* _DATA FOR ANALYSIS_
————
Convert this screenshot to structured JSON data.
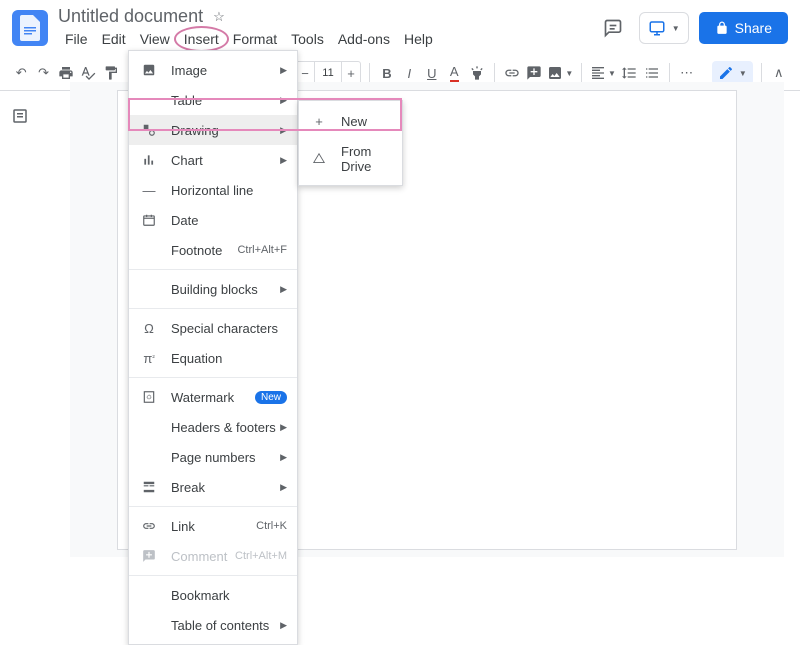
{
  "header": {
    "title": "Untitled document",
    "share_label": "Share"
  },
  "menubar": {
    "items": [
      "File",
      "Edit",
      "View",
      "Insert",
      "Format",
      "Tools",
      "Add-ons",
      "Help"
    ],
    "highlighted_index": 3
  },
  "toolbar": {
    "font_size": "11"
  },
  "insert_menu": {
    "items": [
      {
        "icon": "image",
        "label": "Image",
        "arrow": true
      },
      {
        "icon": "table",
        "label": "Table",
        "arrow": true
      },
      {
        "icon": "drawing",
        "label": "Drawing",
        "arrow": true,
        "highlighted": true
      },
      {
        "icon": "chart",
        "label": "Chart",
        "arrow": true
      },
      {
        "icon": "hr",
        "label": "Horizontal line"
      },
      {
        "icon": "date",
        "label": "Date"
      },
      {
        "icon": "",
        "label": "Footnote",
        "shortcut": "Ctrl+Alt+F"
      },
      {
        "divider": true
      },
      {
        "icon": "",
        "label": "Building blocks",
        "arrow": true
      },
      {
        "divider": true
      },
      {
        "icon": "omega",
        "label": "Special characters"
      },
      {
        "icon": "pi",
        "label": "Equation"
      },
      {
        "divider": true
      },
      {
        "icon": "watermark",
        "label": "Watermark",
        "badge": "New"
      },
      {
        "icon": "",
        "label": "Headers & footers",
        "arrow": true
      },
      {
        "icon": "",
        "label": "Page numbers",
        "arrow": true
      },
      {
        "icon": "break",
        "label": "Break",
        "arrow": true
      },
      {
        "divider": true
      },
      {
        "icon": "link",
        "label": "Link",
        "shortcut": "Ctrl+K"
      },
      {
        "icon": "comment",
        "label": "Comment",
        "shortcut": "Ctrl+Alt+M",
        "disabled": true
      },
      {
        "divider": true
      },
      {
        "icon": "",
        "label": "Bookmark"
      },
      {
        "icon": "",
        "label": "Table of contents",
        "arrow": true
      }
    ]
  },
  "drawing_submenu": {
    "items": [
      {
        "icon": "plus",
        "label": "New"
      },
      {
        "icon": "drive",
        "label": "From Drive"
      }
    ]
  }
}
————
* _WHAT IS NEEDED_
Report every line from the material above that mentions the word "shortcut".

* _RESPONSE TO THE EXERCISE_
        "shortcut": "Ctrl+Alt+F"
        "shortcut": "Ctrl+K"
        "shortcut": "Ctrl+Alt+M",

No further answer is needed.